■ Task directions: Gather all lines from the material that contain "Player".

■ Data to use:
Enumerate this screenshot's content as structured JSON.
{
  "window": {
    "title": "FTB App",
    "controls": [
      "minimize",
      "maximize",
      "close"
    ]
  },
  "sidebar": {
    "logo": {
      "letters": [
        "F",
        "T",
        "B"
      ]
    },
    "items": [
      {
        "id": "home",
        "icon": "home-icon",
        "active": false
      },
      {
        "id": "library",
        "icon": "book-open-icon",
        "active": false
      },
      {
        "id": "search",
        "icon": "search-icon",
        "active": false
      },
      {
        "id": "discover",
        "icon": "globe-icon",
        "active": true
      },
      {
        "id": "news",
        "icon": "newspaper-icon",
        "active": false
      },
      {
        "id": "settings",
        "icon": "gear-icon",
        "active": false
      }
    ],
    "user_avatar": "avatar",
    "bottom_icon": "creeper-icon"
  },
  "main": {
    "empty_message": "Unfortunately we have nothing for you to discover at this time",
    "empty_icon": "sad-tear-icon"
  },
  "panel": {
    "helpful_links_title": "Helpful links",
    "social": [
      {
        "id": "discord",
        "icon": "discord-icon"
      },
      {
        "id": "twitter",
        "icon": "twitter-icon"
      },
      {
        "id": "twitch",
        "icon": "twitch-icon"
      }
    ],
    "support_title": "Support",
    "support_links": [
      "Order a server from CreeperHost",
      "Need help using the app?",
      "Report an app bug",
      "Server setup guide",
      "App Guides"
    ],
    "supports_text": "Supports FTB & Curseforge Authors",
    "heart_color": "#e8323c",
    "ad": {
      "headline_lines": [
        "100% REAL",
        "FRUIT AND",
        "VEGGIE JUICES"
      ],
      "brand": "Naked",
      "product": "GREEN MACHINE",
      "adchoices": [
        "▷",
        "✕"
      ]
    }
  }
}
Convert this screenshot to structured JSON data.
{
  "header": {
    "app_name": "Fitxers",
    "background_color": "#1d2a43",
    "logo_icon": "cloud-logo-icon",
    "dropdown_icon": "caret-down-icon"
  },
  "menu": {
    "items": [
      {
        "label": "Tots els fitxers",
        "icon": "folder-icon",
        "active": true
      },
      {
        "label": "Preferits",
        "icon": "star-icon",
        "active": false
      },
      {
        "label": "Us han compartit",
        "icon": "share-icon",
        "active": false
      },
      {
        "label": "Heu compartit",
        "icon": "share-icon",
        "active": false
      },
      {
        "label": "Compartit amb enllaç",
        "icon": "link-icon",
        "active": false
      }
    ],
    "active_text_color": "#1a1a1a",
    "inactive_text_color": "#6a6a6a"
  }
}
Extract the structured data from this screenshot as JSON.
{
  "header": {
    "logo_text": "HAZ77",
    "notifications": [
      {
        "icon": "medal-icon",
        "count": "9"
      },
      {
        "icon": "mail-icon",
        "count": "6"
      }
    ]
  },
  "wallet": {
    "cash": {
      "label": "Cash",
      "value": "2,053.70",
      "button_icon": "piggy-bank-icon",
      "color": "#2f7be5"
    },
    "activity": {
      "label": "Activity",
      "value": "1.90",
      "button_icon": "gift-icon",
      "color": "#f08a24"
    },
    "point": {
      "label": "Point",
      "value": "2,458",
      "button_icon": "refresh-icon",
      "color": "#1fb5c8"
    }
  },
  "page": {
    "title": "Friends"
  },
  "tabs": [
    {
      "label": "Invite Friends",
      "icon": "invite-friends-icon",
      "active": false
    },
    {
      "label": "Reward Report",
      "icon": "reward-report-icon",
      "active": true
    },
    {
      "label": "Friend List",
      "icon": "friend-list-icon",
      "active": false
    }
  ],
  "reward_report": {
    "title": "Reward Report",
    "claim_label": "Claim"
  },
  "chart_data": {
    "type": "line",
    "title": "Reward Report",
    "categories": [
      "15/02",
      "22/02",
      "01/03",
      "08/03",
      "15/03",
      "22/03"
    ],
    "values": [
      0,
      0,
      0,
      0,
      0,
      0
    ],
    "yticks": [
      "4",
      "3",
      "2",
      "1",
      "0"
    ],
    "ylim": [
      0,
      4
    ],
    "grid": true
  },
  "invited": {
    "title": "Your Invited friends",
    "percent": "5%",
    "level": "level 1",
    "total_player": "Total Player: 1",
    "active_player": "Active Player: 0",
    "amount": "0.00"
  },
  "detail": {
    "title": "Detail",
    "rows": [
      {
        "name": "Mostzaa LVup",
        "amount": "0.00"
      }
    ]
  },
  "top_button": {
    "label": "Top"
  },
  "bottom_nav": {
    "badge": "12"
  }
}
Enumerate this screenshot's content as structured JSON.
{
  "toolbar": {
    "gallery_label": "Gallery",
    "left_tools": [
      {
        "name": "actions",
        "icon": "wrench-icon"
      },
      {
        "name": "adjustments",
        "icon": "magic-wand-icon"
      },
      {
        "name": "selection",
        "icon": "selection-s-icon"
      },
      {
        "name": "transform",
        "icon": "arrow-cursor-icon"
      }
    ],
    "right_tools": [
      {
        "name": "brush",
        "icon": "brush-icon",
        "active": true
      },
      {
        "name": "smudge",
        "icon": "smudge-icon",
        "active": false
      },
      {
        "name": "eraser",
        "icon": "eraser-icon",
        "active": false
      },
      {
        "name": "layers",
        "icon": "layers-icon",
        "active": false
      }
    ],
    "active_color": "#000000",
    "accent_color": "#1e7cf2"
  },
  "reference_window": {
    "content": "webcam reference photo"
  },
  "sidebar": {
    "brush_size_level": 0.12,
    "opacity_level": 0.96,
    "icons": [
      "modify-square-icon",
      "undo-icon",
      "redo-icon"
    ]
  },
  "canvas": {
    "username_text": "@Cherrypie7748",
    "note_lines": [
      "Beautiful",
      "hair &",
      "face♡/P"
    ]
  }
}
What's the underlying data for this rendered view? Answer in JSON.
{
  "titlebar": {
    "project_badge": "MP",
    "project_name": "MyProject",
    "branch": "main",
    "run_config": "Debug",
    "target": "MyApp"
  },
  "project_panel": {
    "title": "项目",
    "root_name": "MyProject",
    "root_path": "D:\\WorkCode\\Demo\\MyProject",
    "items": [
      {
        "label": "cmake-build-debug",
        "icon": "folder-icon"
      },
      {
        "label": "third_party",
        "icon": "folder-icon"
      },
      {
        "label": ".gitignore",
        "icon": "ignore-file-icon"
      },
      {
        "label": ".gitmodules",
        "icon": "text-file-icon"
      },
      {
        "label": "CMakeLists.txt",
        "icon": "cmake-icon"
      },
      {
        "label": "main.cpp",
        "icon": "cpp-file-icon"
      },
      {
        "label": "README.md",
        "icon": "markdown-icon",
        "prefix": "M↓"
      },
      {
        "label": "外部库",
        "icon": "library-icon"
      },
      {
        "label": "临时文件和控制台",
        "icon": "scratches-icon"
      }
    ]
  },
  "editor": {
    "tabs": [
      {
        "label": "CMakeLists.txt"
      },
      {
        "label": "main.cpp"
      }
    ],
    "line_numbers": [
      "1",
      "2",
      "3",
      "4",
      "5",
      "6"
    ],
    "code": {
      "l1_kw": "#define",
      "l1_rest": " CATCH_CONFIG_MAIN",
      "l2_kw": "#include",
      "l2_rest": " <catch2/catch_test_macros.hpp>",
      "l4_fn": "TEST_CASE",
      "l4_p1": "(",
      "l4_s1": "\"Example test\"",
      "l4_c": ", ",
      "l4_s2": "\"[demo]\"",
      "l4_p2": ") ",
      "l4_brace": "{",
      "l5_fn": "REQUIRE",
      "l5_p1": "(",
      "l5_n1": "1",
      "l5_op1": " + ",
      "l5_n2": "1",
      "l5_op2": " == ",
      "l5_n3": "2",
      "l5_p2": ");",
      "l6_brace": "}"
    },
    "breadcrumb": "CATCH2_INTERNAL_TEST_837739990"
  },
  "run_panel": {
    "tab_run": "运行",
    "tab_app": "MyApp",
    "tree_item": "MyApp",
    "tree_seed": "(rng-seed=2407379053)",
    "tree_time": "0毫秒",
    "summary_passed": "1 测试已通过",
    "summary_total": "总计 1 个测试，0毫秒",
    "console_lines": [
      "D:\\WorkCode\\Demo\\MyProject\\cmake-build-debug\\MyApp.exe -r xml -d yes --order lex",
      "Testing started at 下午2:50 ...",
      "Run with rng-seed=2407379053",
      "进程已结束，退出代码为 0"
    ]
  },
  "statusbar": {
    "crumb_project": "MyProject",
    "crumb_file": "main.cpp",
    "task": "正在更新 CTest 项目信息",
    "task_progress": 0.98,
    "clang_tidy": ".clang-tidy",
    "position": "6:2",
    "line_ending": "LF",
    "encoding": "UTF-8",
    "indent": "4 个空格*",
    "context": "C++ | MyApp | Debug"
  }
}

■ Output of the task:
    "total_player": "Total Player: 1",
    "active_player": "Active Player: 0",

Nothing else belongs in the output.